  • Arbitrary weapons - 1. Those adopted by whim or vanity, by any person person, without having granted by any institution.
  • Bifurcado foot, cross of - 1. It is said of the cross whose foot is cracked divided into two halves. (V. Bifurcado standing cross).
  • Bipartite cross - 1. Cruz at whose ends are matches or separate.
  • Biped - 1. It is said of the piece, especially the cross, with the lower arm fork in the direction of the angles of the tip, forming a chevron. Identifying sign of the Picapedreros of the Middle Ages.
  • Brand new sticks - 1. Said by some authors to the waved and pyramidal sticks in the form of flame.
  • Cartela lying down - 1. Cartela to which contrary to its natural position is in horizontal position.
  • diapreted - 1. Term used by some ancient authors.

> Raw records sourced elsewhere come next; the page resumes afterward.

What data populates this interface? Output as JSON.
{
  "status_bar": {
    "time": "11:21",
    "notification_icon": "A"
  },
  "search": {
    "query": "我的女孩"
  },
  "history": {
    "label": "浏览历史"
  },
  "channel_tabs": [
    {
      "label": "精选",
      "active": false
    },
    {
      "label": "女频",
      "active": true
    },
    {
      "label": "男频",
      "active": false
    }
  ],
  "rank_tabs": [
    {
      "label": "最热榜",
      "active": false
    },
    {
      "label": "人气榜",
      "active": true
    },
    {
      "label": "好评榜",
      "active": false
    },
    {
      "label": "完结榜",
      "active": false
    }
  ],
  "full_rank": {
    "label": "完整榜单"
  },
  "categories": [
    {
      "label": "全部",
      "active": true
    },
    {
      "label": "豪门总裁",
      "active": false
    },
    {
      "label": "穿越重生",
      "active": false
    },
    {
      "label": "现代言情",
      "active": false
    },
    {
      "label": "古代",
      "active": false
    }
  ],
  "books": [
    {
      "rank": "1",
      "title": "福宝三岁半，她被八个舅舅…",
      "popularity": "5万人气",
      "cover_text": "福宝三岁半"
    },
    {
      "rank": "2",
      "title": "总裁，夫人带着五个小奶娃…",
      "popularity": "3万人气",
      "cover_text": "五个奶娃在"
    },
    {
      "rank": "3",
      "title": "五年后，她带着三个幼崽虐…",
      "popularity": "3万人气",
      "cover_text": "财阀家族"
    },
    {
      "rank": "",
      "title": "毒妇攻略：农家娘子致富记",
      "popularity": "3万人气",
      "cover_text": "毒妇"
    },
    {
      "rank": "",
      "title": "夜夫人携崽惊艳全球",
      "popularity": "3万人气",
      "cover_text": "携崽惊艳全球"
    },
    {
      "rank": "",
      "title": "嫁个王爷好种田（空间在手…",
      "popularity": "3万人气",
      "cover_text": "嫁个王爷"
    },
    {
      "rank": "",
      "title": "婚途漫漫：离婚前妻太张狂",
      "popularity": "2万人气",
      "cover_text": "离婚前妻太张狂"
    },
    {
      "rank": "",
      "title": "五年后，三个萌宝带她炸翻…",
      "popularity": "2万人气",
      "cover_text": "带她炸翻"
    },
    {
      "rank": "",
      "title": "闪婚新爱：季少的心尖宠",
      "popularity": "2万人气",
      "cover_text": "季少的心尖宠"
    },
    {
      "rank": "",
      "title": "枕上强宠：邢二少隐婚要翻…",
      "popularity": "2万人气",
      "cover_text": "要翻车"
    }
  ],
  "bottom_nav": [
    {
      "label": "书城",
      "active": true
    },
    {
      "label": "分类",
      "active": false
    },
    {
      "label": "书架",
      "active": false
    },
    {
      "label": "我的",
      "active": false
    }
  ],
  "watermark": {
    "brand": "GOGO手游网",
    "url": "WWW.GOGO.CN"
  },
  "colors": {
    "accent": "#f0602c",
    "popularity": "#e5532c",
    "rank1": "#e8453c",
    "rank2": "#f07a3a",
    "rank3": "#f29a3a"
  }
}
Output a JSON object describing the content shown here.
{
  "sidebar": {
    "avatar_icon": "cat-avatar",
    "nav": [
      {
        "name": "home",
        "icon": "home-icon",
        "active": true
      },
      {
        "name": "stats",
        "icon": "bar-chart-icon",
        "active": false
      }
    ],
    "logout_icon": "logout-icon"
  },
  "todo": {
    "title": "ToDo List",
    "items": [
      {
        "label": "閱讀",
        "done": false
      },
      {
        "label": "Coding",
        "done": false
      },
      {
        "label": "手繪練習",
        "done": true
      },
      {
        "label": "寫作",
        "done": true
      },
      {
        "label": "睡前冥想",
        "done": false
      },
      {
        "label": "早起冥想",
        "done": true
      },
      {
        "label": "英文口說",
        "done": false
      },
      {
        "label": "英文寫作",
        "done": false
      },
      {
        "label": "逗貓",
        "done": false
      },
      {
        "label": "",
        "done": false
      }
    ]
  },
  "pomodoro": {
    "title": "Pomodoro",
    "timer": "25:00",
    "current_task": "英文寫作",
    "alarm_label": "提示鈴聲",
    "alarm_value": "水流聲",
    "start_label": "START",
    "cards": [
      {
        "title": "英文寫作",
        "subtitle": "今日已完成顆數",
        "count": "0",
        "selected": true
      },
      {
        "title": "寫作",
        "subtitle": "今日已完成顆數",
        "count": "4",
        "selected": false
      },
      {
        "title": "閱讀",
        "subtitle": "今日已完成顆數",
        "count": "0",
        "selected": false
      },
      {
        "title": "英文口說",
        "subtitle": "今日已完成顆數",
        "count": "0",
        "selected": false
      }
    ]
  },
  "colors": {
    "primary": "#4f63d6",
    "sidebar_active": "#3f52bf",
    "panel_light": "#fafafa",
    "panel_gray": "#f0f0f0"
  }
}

It was said when the field, belts, sticks and other nuanced of different colors and folk -shaped enamels or arabesque figures of different enamel or the same enamel. Very used in some armory
  • dimidiate. - 1. It is also used to designate the sized party shield which is the result of part two shields of weapons forming a new one with the right hand of the first and half sinister of the second. Its use was frequent throughout the thirteenth century, although
  • Embroidered - 1. It is said of every piece that has the edge of different enamel. It is synonymous with fillet. Used at crosses, bands, confalones, chevrones, and the and themes. etc., that have the edges of different enamel and that is regularly a fillet of the sixth
  • Flanked - 1. It is said of the shield when divided into three equal parts delimited by two vertical, angled lines, curves of a 1/5 width of the shield. Almost non -existent in Spanish heraldry. 2. Figure that starting from the flanks of the shield by half
  • Genealogist - 1. It is said that the study of genealogies and lineages does profession.
  • Jealousy - 1. Blazon or piece when covered with canes, elongated pieces, such as trailers or spears on the form of a blade or intersecting as a lattice or fence. (V. frozen).
  • LOSAGEADO - (V. LONSANJA).
  • Natural figures - 1. They are used and employed from nature: stars, elements, human figures, quadrupeds, birds, insects, reptiles, trees, flowers, fruits, plants).
  • Parrot - 1. Ave. It is usually painted green, although it can occur in another colors. It usually appears in action to march looking next to the shield. Symbol of the gentleman who proud of his blazon.
  • Pyre - 1. Triangle whose base is at the tip of the shield, being a 1/3 width and its vertex ends in the center of the boss. Honorable first order. 2. Erroneously by some by tip. Symbol of righteousness.
  • Quadrifolio - 1. Figure that represents a flower of four leaves or rounded petals and finishes on a slight tip, perforated in its center. It resembles the four -leaf clover. Used in the Central European Heraldic.
  • Ringed - 1. Piece whose arms are finished off with rings especially La Cruz and the Sotuer. 2. The sepulchral that has the rings or ring of an enamel different from the color of slab. (V. Clechado, rough-A).
  • Shield - 1. School and ministry of the squire.
  • Spur - 1. It is normally represented with rosette and with the timing straps.
  • Triumphal crown - 1. With bay leaves. Victory symbol. Army generals were granted that they had won in some important battle defeating the enemy.
  • Valley - 1. It is represented between two mountains.